TO DO.
Below are the records. List every line holding the word "icon".

GIVEN RECORDS.
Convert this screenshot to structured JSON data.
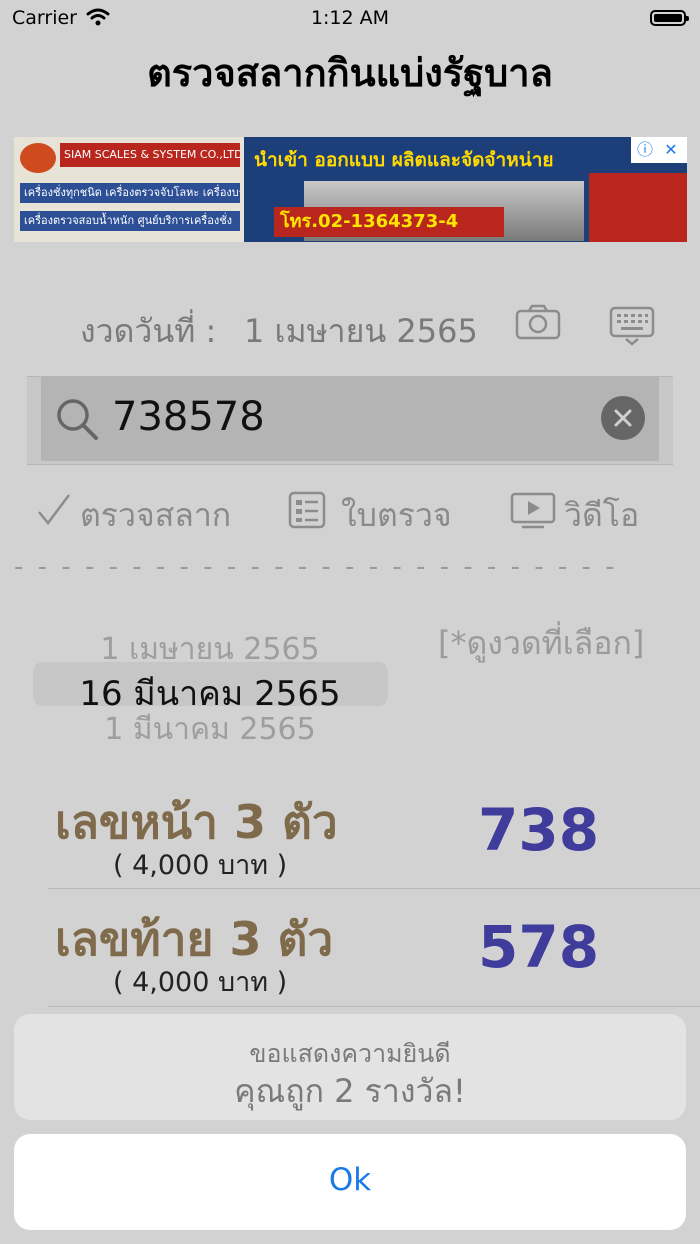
{
  "status_bar": {
    "carrier": "Carrier",
    "time": "1:12 AM"
  },
  "app": {
    "title": "ตรวจสลากกินแบ่งรัฐบาล"
  },
  "ad": {
    "company": "SIAM SCALES & SYSTEM CO.,LTD.",
    "headline": "นำเข้า ออกแบบ ผลิตและจัดจำหน่าย",
    "products_line1": "เครื่องชั่งทุกชนิด เครื่องตรวจจับโลหะ เครื่องบรรจุ",
    "products_line2": "เครื่องตรวจสอบน้ำหนัก ศูนย์บริการเครื่องชั่ง",
    "phone": "โทร.02-1364373-4",
    "adchoices_icon": "info-icon",
    "close_icon": "close-icon"
  },
  "draw": {
    "label": "งวดวันที่ :",
    "value": "1 เมษายน 2565",
    "camera_icon": "camera-icon",
    "keyboard_icon": "keyboard-icon"
  },
  "search": {
    "value": "738578",
    "search_icon": "search-icon",
    "clear_icon": "clear-icon"
  },
  "tabs": [
    {
      "label": "ตรวจสลาก",
      "icon": "checkmark-icon"
    },
    {
      "label": "ใบตรวจ",
      "icon": "document-icon"
    },
    {
      "label": "วิดีโอ",
      "icon": "video-icon"
    }
  ],
  "divider": "- - - - - - - - - - - - - - - - - - - - - - - - - -",
  "picker": {
    "previous": "1 เมษายน 2565",
    "selected": "16 มีนาคม 2565",
    "next": "1 มีนาคม 2565"
  },
  "view_selected_draw": "[*ดูงวดที่เลือก]",
  "results": [
    {
      "prize": "เลขหน้า 3 ตัว",
      "amount": "( 4,000 บาท )",
      "number": "738"
    },
    {
      "prize": "เลขท้าย 3 ตัว",
      "amount": "( 4,000 บาท )",
      "number": "578"
    }
  ],
  "alert": {
    "line1": "ขอแสดงความยินดี",
    "line2": "คุณถูก 2 รางวัล!",
    "ok": "Ok"
  },
  "colors": {
    "background": "#d2d2d2",
    "prize_name": "#7f6a4c",
    "prize_number": "#3f3c9c",
    "ok_blue": "#1a7ae6"
  }
}
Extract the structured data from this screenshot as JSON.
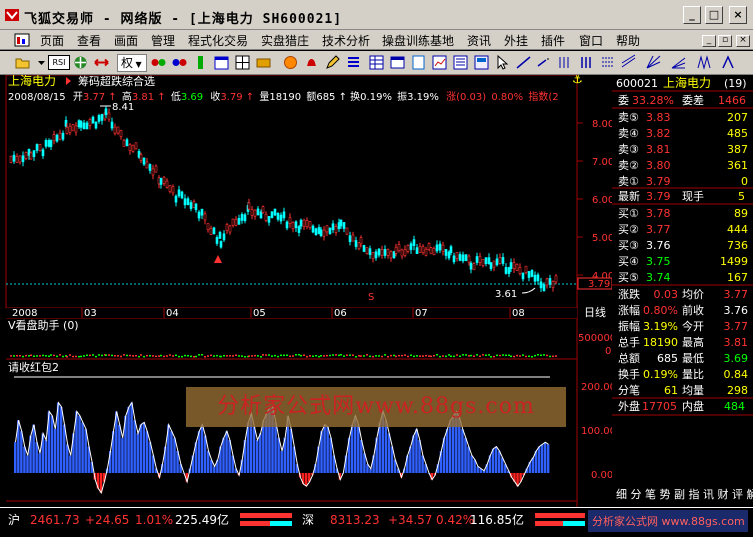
{
  "window": {
    "title": "飞狐交易师 - 网络版 - [上海电力 SH600021]",
    "minimize": "_",
    "maximize": "□",
    "close": "×"
  },
  "menu": [
    "页面",
    "查看",
    "画面",
    "管理",
    "程式化交易",
    "实盘猎庄",
    "技术分析",
    "操盘训练基地",
    "资讯",
    "外挂",
    "插件",
    "窗口",
    "帮助"
  ],
  "toolbar": {
    "quan_label": "权",
    "rsi_label": "RSI"
  },
  "chart": {
    "stock_name": "上海电力",
    "indicator_name": "筹码超跌综合选",
    "info_date": "2008/08/15",
    "info_open_label": "开",
    "info_open": "3.77",
    "info_high_label": "高",
    "info_high": "3.81",
    "info_low_label": "低",
    "info_low": "3.69",
    "info_close_label": "收",
    "info_close": "3.79",
    "info_vol_label": "量",
    "info_vol": "18190",
    "info_amt_label": "额",
    "info_amt": "685",
    "info_turn_label": "换",
    "info_turn": "0.19%",
    "info_amp_label": "振",
    "info_amp": "3.19%",
    "info_chg_label": "涨",
    "info_chg": "(0.03)",
    "info_chgpct": "0.80%",
    "info_idx_label": "指数",
    "info_idx": "(2",
    "high_marker": "8.41",
    "low_marker": "3.61",
    "last_price_tag": "3.79",
    "price_ticks": [
      "8.00",
      "7.00",
      "6.00",
      "5.00",
      "4.00"
    ],
    "sell_marker": "S",
    "x_labels": [
      "2008",
      "03",
      "04",
      "05",
      "06",
      "07",
      "08"
    ],
    "period_label": "日线",
    "vol_panel_title": "V看盘助手 (0)",
    "vol_ticks": [
      "500000",
      "0"
    ],
    "osc_panel_title": "请收红包2",
    "osc_ticks": [
      "200.00",
      "100.00",
      "0.00"
    ]
  },
  "chart_data": {
    "type": "bar",
    "title": "请收红包2",
    "ylim": [
      -50,
      270
    ],
    "values": [
      70,
      120,
      95,
      60,
      40,
      85,
      110,
      70,
      45,
      90,
      75,
      140,
      130,
      100,
      160,
      150,
      110,
      65,
      40,
      90,
      140,
      130,
      115,
      100,
      60,
      25,
      -15,
      -35,
      -45,
      -20,
      10,
      50,
      95,
      140,
      110,
      80,
      130,
      150,
      160,
      120,
      90,
      110,
      115,
      95,
      70,
      40,
      10,
      -10,
      20,
      60,
      110,
      95,
      80,
      50,
      20,
      0,
      -20,
      10,
      40,
      70,
      95,
      110,
      85,
      50,
      30,
      15,
      30,
      60,
      80,
      95,
      75,
      40,
      10,
      -5,
      30,
      75,
      115,
      135,
      105,
      75,
      90,
      120,
      135,
      150,
      150,
      115,
      80,
      50,
      80,
      130,
      100,
      60,
      20,
      -10,
      -25,
      -30,
      -20,
      -5,
      20,
      60,
      95,
      110,
      105,
      80,
      40,
      10,
      -15,
      0,
      40,
      80,
      110,
      130,
      110,
      75,
      45,
      20,
      10,
      40,
      80,
      115,
      140,
      120,
      90,
      60,
      30,
      10,
      -10,
      10,
      40,
      60,
      85,
      100,
      75,
      40,
      20,
      0,
      -15,
      -5,
      20,
      50,
      80,
      100,
      120,
      130,
      140,
      125,
      100,
      80,
      60,
      40,
      30,
      15,
      10,
      5,
      20,
      40,
      55,
      60,
      50,
      35,
      20,
      5,
      -10,
      -20,
      -30,
      -20,
      -5,
      10,
      25,
      35,
      50,
      60,
      65,
      70,
      65
    ]
  },
  "quote": {
    "code": "600021",
    "name": "上海电力",
    "count": "(19)",
    "webi_label": "委",
    "webi": "33.28%",
    "weicha_label": "委差",
    "weicha": "1466",
    "asks": [
      {
        "label": "卖⑤",
        "price": "3.83",
        "vol": "207"
      },
      {
        "label": "卖④",
        "price": "3.82",
        "vol": "485"
      },
      {
        "label": "卖③",
        "price": "3.81",
        "vol": "387"
      },
      {
        "label": "卖②",
        "price": "3.80",
        "vol": "361"
      },
      {
        "label": "卖①",
        "price": "3.79",
        "vol": "0"
      }
    ],
    "last_label": "最新",
    "last": "3.79",
    "curvol_label": "现手",
    "curvol": "5",
    "bids": [
      {
        "label": "买①",
        "price": "3.78",
        "vol": "89"
      },
      {
        "label": "买②",
        "price": "3.77",
        "vol": "444"
      },
      {
        "label": "买③",
        "price": "3.76",
        "vol": "736"
      },
      {
        "label": "买④",
        "price": "3.75",
        "vol": "1499"
      },
      {
        "label": "买⑤",
        "price": "3.74",
        "vol": "167"
      }
    ],
    "stats": [
      {
        "l1": "涨跌",
        "v1": "0.03",
        "l2": "均价",
        "v2": "3.77"
      },
      {
        "l1": "涨幅",
        "v1": "0.80%",
        "l2": "前收",
        "v2": "3.76"
      },
      {
        "l1": "振幅",
        "v1": "3.19%",
        "l2": "今开",
        "v2": "3.77"
      },
      {
        "l1": "总手",
        "v1": "18190",
        "l2": "最高",
        "v2": "3.81"
      },
      {
        "l1": "总额",
        "v1": "685",
        "l2": "最低",
        "v2": "3.69"
      },
      {
        "l1": "换手",
        "v1": "0.19%",
        "l2": "量比",
        "v2": "0.84"
      },
      {
        "l1": "分笔",
        "v1": "61",
        "l2": "均量",
        "v2": "298"
      }
    ],
    "waipan_label": "外盘",
    "waipan": "17705",
    "neipan_label": "内盘",
    "neipan": "484",
    "tabs_text": "细 分 笔 势 副 指 讯 财 评 解"
  },
  "status": {
    "sh_label": "沪",
    "sh_index": "2461.73",
    "sh_chg": "+24.65",
    "sh_pct": "1.01%",
    "sh_amt": "225.49亿",
    "sz_label": "深",
    "sz_index": "8313.23",
    "sz_chg": "+34.57",
    "sz_pct": "0.42%",
    "sz_amt": "116.85亿"
  },
  "watermark": {
    "main": "分析家公式网www.88gs.com",
    "corner": "分析家公式网 www.88gs.com"
  },
  "colors": {
    "up": "#ff3232",
    "down": "#00ffff",
    "bar_blue": "#3060ff",
    "yellow": "#ffff00"
  }
}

EXERCISE OUTPUT.
    "adchoices_icon": "info-icon",
    "close_icon": "close-icon"
    "camera_icon": "camera-icon",
    "keyboard_icon": "keyboard-icon"
    "search_icon": "search-icon",
    "clear_icon": "clear-icon"
      "icon": "checkmark-icon"
      "icon": "document-icon"
      "icon": "video-icon"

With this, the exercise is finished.